MFT Group works with many family businesses. Why did it choose to focus on this type of company and how does it decide which businesses to invest in?
Most family businesses have a fairly informal structure, which we see as an opportunity to add value especially when the growth of the business demands a transition of skills and resources to capitalise on opportunities. For MFT, we find partners who match the culture we work tirelessly to uphold across portfolio companies. The search for the right partner is crucial and is often compared to courtship. We are willing to go the extra mile to find synergies between us and a business in terms of values and priorities. And it is through family businesses that we are able to explore the possibilities to empower different generations of leaders to win and move forward together.
How has the pandemic impacted the MFT Group’s investment strategies in F&B?

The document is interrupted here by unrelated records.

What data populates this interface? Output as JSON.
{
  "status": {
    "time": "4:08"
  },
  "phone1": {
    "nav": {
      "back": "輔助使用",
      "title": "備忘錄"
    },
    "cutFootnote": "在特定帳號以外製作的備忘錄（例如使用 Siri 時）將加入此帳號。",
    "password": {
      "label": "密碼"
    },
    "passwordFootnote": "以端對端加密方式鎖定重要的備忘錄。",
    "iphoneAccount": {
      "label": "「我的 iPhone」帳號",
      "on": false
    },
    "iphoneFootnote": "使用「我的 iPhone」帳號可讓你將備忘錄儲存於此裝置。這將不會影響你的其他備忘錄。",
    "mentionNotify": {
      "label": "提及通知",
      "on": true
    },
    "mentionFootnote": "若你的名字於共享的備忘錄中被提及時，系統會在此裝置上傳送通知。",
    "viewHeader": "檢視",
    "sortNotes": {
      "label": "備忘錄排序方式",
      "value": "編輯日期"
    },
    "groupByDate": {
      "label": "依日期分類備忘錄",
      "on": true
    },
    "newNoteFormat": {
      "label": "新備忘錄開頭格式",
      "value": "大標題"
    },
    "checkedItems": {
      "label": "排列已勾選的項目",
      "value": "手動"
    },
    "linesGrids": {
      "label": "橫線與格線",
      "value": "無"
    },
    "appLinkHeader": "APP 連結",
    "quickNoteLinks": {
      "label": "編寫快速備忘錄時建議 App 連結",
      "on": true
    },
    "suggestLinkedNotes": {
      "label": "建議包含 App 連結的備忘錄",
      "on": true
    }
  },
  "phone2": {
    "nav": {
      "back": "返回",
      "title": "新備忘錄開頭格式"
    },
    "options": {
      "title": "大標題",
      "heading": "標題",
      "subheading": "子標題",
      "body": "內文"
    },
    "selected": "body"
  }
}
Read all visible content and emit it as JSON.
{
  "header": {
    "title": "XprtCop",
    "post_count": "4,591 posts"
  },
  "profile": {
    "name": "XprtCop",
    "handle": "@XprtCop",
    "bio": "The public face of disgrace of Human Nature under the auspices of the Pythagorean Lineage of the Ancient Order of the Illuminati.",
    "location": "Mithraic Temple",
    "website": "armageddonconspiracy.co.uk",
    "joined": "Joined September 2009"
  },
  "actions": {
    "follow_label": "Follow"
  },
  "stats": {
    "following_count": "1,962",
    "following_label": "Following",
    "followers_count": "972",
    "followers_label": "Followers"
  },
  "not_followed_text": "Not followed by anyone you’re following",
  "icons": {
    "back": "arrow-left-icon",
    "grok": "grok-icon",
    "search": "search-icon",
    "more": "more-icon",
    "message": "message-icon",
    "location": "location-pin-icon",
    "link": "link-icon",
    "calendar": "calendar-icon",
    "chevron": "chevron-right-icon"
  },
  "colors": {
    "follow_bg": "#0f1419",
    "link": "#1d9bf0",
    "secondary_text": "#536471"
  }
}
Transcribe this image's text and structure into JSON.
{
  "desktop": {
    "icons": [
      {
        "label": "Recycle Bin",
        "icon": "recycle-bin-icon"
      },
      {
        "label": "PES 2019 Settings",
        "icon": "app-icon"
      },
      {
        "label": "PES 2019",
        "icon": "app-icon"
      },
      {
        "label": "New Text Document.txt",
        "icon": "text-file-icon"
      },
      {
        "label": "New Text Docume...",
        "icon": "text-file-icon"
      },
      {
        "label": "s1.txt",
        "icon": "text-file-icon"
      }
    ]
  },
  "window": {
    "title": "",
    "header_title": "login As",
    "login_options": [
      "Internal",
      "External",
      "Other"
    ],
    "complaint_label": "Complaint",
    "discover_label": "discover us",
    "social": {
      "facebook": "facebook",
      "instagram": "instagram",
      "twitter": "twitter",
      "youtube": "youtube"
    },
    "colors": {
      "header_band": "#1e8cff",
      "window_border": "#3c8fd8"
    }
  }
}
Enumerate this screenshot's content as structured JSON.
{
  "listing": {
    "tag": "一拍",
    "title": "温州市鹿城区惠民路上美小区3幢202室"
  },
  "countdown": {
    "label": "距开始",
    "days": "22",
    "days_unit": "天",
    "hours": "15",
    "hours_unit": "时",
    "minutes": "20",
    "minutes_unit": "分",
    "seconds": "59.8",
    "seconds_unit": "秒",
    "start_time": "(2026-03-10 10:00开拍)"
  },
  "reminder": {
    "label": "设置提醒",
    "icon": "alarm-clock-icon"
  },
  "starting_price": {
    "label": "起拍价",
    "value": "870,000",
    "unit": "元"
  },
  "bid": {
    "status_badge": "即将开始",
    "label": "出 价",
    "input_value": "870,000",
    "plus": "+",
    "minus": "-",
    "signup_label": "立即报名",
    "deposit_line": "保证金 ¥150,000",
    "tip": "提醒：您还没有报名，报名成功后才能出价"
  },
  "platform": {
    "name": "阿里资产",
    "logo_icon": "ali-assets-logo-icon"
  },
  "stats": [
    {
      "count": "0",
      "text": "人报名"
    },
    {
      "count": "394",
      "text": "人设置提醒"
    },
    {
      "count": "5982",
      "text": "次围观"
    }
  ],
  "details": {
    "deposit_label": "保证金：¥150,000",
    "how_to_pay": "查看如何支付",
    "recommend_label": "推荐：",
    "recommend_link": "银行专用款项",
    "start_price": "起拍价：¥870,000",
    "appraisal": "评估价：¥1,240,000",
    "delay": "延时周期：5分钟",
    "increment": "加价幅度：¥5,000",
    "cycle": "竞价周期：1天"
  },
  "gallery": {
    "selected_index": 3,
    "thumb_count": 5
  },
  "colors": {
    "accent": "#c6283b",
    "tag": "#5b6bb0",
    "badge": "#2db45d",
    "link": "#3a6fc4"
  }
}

The past two years have proven that a crisis can drive innovation. For us, the size and concepts of the brands we manage have made it possible for us to navigate challenges and pivot with exigency. We established a multi-period strategy that will lead to different opportunities and we realised that we cannot be slow in embracing digital solutions, which has led us to start exploring with smart kitchens. More than ever, there is an abundance of food choices. The challenge for us is to create new business models that appeal to the consumers we serve while addressing logistical hurdles and shrinking margins.
How do you feel about the future of F&B and where are you looking for opportunities within the industry?
It is encouraging to see that activity in this sector continues to grow despite the ongoing battle against operational challenges. We want to take advantage of many opportunities, focus on building strong management teams and establish a clear market position for each of our brands. We are keeping an eye out for opportunities to rethink F&B real estate and marketing, and revisiting all of our short and long-term strategies.